Allianz (as opposed to Allianz Global Investors) is the largest insurance company in Europe. If you go to its website, the key words are ‘home and car insurance’. That brand has affected people’s view of the asset management arm.

“After two years of working for Allianz GI, I had to explain to my mother that I wasn’t selling insurance contracts,” says Pross.

“If you have that brand – which has a lot of value – it’s really tough to convey the message: yes, it’s a huge insurance company, but we are also excellent at asset management.”

So why not do the same as Dutch insurer Aegon did and give the fund management arm of the business (Kames Capital in their case) a different brand?

“No way,” he says. “And I’ll tell you why.” His reasoning for this is multistep, but it starts with this fact: Allianz GI’s business is pretty evenly spread across asset classes. 

“Our AUM was €481bn by the end of 2016. More or less a third of that is in equities, a third in fixed income and a third in multi-
asset and alternative.”

Alternatives push

Between those different areas, it is in the alternative space that Allianz has stood out. 

Two years ago, the senior management made the bold move to reposition itself as a leading alternatives house. Pross describes the decision and implementation as a “heroic effort”.

“In two years, we have grown our alternative base from a €3bn book to a €37bn book. We’ve had huge success, especially with our infrastructure debt and equity business.”

The organic growth in assets and the building of internal teams was an important part of this.
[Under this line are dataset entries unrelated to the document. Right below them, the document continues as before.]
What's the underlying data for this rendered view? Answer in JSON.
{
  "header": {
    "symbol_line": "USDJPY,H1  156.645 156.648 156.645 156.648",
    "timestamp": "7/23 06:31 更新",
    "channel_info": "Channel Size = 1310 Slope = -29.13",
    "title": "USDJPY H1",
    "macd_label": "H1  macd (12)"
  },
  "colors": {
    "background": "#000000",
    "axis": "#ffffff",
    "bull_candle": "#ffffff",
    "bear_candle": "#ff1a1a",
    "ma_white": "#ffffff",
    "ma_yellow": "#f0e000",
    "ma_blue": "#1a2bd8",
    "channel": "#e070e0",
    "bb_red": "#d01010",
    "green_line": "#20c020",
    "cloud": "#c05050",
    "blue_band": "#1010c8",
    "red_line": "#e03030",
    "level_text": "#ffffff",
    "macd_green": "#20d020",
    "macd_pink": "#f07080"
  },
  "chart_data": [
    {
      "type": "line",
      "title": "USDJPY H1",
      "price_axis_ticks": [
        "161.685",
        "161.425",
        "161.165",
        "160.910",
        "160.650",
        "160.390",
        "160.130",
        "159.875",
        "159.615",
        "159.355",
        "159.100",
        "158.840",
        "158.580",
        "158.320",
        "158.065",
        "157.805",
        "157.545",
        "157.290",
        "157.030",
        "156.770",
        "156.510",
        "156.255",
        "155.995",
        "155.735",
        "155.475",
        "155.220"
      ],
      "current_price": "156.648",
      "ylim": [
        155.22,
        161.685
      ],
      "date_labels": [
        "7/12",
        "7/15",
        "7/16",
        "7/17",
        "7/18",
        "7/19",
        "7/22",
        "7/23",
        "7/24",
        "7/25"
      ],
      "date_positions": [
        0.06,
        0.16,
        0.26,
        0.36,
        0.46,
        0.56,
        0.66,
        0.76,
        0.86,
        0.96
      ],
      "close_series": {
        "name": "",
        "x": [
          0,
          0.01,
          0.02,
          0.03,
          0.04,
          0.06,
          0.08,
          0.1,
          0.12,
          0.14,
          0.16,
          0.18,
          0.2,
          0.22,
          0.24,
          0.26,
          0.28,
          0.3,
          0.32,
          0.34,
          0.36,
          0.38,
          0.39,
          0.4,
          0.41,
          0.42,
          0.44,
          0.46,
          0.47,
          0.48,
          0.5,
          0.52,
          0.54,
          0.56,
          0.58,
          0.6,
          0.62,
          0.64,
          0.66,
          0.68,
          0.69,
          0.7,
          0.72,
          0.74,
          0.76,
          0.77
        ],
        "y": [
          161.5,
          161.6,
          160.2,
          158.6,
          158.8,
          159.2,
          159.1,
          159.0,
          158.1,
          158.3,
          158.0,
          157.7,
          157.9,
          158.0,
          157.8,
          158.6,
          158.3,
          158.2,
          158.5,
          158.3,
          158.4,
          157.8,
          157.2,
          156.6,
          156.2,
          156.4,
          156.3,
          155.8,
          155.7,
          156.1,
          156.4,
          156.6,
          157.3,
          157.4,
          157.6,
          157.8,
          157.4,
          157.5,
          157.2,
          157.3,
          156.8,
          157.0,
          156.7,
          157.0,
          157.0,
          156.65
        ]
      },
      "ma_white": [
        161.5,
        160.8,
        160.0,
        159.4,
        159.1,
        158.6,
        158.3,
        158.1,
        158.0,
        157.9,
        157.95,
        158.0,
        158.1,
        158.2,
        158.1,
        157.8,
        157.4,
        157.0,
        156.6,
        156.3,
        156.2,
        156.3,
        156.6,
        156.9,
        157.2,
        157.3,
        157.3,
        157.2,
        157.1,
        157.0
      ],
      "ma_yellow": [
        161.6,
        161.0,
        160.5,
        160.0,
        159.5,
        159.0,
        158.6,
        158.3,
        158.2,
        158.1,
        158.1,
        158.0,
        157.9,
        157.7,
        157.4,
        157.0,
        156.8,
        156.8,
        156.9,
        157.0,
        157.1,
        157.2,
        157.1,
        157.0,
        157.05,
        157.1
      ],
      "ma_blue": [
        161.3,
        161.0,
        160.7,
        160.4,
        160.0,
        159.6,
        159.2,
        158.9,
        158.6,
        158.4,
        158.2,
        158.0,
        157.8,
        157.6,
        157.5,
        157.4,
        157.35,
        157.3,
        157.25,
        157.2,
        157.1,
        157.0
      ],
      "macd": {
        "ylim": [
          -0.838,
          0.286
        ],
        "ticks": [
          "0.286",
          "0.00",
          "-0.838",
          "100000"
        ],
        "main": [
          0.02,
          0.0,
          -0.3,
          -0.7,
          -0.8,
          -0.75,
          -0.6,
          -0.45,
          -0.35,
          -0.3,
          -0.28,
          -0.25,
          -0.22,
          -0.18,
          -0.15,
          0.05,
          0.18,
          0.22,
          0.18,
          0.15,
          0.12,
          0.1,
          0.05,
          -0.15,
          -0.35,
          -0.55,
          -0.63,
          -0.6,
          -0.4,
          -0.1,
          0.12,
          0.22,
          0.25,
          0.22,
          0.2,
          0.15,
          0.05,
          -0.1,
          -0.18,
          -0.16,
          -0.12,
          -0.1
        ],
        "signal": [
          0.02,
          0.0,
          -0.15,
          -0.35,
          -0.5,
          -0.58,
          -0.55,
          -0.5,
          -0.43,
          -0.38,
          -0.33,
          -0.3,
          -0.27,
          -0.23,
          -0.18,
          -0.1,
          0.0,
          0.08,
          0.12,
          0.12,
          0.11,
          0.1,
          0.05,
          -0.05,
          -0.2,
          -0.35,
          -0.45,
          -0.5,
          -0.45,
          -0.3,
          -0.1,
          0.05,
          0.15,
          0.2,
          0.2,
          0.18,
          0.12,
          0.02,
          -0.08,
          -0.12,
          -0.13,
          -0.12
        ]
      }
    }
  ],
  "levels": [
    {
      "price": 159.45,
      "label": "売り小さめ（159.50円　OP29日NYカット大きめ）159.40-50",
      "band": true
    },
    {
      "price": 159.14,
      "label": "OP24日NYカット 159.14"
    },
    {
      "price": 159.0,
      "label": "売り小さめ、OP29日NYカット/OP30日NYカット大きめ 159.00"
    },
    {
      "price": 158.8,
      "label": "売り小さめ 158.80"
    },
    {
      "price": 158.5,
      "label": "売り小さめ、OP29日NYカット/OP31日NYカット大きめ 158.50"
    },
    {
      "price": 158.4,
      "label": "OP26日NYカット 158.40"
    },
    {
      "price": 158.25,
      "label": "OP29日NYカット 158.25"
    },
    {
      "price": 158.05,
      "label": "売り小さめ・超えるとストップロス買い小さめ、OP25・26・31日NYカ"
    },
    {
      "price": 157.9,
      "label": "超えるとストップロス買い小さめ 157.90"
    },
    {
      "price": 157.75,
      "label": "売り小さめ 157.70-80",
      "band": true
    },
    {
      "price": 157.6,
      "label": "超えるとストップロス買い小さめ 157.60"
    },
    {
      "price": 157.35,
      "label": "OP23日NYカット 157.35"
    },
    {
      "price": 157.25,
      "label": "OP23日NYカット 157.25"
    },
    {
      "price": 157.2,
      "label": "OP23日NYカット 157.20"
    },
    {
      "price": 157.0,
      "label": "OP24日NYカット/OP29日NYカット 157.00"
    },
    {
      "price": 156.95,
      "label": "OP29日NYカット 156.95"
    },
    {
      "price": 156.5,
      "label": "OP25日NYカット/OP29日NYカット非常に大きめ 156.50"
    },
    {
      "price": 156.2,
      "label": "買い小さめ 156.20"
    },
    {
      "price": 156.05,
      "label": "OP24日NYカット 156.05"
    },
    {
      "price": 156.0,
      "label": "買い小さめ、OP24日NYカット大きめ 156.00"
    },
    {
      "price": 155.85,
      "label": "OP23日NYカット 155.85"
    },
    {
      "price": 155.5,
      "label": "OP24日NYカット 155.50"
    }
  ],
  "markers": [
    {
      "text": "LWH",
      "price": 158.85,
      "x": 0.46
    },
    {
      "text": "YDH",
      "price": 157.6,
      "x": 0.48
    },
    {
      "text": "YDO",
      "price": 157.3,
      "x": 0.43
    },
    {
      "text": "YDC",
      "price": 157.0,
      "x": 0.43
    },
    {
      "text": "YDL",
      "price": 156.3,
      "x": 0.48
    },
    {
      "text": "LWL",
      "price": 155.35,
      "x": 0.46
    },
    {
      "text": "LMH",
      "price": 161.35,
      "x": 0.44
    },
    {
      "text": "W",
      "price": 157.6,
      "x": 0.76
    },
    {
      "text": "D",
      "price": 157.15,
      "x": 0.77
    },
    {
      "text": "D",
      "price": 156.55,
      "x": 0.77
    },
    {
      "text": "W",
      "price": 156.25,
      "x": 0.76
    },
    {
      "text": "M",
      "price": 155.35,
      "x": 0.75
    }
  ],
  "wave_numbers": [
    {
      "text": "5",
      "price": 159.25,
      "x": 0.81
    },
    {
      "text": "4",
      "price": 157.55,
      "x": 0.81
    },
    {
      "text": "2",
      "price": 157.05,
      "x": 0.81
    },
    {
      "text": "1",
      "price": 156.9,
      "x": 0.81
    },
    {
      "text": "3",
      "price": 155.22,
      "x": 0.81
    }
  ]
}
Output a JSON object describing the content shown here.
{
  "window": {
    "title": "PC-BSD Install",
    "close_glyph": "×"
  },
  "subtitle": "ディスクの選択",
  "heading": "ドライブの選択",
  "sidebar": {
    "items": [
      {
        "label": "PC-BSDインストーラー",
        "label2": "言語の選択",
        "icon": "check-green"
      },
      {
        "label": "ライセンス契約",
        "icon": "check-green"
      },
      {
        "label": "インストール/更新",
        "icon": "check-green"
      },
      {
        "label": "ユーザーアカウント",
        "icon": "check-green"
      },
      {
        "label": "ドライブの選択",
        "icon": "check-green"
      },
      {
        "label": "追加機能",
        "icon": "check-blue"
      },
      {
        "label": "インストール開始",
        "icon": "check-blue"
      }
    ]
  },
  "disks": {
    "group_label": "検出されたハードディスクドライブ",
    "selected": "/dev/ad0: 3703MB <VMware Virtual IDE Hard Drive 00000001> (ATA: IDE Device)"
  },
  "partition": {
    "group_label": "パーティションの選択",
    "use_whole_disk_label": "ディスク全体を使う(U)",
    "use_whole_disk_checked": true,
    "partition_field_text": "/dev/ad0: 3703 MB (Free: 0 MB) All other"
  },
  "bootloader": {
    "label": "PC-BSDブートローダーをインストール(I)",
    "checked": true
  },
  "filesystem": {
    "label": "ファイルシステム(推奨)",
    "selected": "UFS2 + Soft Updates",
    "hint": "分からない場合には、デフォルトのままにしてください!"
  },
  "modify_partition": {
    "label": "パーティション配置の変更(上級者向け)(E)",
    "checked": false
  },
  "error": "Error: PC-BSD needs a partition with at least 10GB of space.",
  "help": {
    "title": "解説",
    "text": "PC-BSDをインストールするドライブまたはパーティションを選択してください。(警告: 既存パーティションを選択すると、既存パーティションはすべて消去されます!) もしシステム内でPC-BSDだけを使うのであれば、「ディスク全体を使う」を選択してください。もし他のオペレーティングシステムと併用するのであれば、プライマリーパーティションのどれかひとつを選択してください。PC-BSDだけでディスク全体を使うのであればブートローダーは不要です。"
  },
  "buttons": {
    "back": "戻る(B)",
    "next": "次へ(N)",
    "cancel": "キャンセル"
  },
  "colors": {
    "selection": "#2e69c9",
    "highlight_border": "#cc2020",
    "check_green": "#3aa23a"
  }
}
The company has followed up with some acquisitions, most notably the purchase of Sound Harbour on the distressed private debt side.